Poliovirus, a member of the family Picornaviridae, is a contagious virus that invades the nervous system and can cause paralysis. It is transmitted through contaminated food or water, or through contact with an infected person. The virus enters the body through the mouth and multiplies in the intestine. It then spread through the bloodstream to the nervous system.
The virus attacks the central nervous system, which consists of the brain and the spinal cord. The virus enters the neurons, or nerve cells, and multiplies. The virus hijacks the cell’s machinery, causing it to produce more copies of the virus. The virus then spreads to other neurons, causing them to malfunction.

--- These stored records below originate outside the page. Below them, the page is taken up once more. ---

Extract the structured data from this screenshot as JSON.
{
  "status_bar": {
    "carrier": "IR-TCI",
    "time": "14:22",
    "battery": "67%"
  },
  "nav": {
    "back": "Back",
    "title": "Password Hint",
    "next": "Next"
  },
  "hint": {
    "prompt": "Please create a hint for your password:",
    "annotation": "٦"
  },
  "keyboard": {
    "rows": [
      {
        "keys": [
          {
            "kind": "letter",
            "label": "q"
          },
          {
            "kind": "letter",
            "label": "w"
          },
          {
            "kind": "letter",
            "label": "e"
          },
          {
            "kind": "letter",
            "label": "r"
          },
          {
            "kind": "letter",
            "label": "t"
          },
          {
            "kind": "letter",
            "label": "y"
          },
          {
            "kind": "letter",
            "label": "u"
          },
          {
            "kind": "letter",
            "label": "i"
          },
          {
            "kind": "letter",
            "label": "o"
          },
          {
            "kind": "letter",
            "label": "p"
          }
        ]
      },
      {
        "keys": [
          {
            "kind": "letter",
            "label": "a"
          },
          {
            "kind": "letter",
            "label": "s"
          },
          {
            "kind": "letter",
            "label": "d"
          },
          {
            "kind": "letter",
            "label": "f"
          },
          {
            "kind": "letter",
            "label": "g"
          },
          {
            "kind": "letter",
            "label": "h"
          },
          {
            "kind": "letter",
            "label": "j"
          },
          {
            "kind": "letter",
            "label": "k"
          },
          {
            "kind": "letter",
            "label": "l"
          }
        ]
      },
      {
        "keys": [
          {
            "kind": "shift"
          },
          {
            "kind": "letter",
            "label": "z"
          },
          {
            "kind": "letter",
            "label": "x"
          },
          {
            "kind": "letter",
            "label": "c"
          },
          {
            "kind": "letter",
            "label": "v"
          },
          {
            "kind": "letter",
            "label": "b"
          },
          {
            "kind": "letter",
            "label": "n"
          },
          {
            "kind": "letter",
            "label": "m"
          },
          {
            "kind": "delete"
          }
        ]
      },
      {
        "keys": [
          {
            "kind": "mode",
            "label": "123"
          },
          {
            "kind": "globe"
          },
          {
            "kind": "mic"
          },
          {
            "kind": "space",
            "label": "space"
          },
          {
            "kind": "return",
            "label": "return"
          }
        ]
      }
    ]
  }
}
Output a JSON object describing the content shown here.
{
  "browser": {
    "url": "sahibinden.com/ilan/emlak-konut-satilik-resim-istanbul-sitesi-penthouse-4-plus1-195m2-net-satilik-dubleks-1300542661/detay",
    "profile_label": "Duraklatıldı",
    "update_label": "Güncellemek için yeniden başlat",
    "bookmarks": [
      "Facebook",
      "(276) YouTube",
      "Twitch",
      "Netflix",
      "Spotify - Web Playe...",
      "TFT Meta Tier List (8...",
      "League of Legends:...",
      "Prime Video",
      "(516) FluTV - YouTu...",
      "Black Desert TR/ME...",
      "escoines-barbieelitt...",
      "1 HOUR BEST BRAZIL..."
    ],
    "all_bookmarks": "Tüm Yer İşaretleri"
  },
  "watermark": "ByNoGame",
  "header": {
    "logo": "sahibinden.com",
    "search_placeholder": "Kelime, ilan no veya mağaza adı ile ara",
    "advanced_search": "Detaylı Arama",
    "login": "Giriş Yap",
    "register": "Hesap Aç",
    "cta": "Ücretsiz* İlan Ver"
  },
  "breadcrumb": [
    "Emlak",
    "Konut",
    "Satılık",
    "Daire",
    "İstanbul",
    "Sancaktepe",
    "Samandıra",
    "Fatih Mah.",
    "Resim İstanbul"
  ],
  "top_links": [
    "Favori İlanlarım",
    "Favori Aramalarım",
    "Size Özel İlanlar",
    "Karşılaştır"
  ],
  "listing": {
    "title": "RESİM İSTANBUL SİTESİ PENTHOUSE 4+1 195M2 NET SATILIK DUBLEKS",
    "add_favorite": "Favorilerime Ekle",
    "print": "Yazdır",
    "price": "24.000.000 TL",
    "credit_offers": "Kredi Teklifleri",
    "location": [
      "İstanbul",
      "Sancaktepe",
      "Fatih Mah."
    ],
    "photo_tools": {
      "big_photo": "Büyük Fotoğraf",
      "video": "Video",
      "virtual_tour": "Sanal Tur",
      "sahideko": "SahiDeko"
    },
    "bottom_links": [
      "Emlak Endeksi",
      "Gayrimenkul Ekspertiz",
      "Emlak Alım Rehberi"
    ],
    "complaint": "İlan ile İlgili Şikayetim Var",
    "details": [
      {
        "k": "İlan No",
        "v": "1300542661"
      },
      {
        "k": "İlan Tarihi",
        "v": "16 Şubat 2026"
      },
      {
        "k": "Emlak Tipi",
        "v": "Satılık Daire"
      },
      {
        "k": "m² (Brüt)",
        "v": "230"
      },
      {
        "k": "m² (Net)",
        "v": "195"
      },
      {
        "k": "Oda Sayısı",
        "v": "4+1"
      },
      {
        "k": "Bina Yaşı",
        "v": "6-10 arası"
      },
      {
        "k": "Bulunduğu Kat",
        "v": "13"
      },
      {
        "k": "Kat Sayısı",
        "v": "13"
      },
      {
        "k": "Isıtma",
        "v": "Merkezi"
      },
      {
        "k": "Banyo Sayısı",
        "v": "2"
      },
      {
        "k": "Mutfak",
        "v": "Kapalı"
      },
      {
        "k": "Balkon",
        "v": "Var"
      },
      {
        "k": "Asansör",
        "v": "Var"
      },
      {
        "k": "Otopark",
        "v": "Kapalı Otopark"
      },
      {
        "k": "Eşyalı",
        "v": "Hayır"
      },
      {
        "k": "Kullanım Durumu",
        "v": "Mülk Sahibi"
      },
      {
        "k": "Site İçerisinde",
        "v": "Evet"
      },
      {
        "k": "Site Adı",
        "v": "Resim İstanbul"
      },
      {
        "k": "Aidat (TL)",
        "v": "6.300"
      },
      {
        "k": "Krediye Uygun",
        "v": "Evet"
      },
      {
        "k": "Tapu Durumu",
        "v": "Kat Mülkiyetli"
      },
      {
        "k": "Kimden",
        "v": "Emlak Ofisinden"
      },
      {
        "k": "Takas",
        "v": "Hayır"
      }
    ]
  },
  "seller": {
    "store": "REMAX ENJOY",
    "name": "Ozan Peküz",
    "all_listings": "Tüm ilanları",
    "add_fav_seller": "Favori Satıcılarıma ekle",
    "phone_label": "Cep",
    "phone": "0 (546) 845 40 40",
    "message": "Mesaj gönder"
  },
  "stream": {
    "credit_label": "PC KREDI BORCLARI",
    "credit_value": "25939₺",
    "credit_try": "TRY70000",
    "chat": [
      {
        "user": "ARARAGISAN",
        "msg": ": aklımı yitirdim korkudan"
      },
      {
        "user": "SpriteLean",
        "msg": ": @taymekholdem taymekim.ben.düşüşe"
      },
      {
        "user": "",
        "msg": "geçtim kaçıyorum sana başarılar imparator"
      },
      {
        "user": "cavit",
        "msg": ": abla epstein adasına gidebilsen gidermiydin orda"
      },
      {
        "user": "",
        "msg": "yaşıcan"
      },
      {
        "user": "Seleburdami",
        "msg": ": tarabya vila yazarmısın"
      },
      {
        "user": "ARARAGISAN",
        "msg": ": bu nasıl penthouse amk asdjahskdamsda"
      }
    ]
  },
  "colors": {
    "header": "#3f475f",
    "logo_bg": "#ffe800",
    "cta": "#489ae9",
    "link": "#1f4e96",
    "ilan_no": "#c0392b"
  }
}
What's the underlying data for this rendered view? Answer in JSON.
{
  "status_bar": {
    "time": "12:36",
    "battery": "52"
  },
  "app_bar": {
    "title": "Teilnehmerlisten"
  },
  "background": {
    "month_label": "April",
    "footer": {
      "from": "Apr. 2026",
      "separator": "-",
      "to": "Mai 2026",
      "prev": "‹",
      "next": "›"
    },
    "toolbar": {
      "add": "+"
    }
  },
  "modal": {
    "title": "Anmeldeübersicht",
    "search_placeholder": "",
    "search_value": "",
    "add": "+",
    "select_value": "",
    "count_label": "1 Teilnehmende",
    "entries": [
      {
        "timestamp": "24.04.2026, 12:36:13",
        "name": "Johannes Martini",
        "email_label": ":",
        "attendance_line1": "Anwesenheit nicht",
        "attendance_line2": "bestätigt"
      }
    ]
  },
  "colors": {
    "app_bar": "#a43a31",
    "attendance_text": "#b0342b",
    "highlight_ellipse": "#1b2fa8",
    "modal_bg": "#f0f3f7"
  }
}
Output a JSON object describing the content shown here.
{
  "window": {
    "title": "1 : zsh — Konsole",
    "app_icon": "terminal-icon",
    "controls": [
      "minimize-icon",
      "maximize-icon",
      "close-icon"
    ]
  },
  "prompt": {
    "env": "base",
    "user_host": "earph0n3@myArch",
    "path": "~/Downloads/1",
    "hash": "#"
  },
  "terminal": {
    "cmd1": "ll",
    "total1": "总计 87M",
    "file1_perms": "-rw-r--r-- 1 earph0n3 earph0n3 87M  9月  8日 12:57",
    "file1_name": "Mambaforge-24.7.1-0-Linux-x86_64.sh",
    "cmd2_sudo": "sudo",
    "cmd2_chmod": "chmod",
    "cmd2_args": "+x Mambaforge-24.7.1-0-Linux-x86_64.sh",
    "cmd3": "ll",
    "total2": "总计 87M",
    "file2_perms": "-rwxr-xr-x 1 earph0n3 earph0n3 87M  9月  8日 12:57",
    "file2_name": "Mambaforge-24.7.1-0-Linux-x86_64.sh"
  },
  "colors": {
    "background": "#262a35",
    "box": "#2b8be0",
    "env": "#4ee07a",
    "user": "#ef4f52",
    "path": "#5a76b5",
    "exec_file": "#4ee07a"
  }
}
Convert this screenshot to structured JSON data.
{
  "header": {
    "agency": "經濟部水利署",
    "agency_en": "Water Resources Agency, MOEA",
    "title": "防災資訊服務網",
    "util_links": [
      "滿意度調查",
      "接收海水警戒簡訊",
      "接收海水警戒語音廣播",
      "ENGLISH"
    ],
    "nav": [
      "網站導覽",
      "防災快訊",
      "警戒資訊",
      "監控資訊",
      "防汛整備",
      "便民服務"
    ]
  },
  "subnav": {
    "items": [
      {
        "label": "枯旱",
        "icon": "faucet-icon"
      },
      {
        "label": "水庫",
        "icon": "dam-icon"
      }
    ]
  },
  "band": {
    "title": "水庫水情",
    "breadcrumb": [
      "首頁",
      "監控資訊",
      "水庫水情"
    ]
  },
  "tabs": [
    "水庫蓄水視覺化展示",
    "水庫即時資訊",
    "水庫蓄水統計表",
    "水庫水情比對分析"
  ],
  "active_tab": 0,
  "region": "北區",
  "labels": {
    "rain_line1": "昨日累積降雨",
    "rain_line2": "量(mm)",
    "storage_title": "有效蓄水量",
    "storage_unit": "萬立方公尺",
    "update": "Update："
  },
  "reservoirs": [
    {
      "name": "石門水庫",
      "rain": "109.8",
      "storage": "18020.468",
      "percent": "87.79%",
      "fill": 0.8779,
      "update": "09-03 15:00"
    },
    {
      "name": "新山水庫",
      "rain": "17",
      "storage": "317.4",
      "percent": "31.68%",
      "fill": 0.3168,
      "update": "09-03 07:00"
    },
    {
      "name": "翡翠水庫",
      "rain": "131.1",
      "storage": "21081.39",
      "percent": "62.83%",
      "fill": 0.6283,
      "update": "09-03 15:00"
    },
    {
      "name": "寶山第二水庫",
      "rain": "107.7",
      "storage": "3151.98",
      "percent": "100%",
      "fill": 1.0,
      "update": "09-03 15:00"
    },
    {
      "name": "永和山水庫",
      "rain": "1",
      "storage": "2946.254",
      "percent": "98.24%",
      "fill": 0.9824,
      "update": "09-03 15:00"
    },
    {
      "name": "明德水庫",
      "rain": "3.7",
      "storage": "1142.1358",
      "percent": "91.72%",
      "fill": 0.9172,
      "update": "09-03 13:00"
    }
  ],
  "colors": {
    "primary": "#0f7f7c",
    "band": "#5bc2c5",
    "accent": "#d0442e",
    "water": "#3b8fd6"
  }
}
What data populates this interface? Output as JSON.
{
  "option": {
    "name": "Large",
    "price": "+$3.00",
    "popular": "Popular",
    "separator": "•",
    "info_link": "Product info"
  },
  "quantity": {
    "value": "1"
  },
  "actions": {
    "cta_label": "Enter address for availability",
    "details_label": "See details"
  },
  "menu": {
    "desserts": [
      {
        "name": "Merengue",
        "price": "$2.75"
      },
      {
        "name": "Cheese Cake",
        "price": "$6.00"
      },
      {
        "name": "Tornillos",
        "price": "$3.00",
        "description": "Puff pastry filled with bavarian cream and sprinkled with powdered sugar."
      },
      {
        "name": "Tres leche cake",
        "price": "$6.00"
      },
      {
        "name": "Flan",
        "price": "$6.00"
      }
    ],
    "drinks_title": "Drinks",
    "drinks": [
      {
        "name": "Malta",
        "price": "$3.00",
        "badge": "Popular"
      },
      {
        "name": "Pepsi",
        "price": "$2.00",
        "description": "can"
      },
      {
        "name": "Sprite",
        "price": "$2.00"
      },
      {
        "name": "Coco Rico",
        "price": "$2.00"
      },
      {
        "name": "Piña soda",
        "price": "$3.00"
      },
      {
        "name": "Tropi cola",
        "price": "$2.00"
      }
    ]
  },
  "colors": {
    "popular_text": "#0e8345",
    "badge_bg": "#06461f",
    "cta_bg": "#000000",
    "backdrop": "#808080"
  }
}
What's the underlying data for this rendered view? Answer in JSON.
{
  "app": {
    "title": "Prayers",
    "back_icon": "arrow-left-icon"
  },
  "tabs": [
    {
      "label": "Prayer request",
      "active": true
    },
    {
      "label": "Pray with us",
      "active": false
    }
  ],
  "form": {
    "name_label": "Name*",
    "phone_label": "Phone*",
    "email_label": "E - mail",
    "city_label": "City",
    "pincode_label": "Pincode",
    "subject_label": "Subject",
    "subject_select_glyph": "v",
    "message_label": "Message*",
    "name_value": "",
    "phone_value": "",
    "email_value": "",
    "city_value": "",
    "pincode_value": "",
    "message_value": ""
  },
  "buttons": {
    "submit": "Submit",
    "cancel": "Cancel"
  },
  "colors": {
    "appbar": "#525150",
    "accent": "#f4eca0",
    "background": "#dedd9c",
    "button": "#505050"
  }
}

This can lead to paralysis, or the inability to move, and sometimes death.
There is no cure for poliovirus, but there is a vaccine that can prevent it. The vaccine is made from dead viruses, and it is given to children in multiple doses. The vaccination program has been successful in reducing the number of cases of polio worldwide.
Although much is known about how poliovirus (PV) enters cells, less is known about how the virus sets up shop once inside. New findings from a team of Rockefeller University scientists shed light on how the virus takes control of certain cellular mechanisms to efficiently coax the cell into churning out more virus particles. The discovery could lead to new ways to stop the virus, which still affects children in parts of the world where routine vaccination is not possible.
PV belongs to a family of viruses called picornaviruses, which are among the simplest and smallest of all viruses. They are so small that they can only be seen with an electron microscope. The viruses are composed of a single strand of RNA, the genetic material that uses proteins to carry out its instructions, encapsulated in a sphere composed of proteins.
PV enters cells through a portal called an icosahedral vault. Once inside, the viral RNA is uncoated, or released from its protein shell, and begins to direct the cell to make new viral proteins. These new proteins self-assemble into new virions, or virus particles.
The cell can produce a limited number of these new virions before it becomes overwhelmed and dies. In order to produce enough new virions to cause an infection, PV must take control of the cell’s machinery and force it to produce more.
The Rockefeller team, led by Richard Plemper, head of the Laboratory of Virology and Infectious Disease, found that PV hijacks a cellular process called autophagy. Autophagy is a mechanism by which the cell disassembles its own components, such as damaged mitochondria, and recycles them for energy or to build new cellular structures.
PV uses autophagy to its advantage by co-opting the machinery that disassembles mitochondria. When a cell is infected with PV, the virus causes the autophagic machinery to target mitochondria for destruction. This has two effects: first, it frees up energy for the cell to use to make more virus particles; and second, it causes the cell to produce more of the proteins needed for autophagy.
The team also found that PV induces autophagy by activating a protein called Beclin-1. Beclin-1 is a key regulator of autophagy, and its activity is increased by PV infection.
Interestingly, the team found that Beclin-1 is not required for PV to enter cells, but is essential for the virus to take control of the cell and hijack autophagy. This suggests that Beclin-1 may be a potential target for new antiviral drugs.
The findings were published in the journal Nature Cell Biology.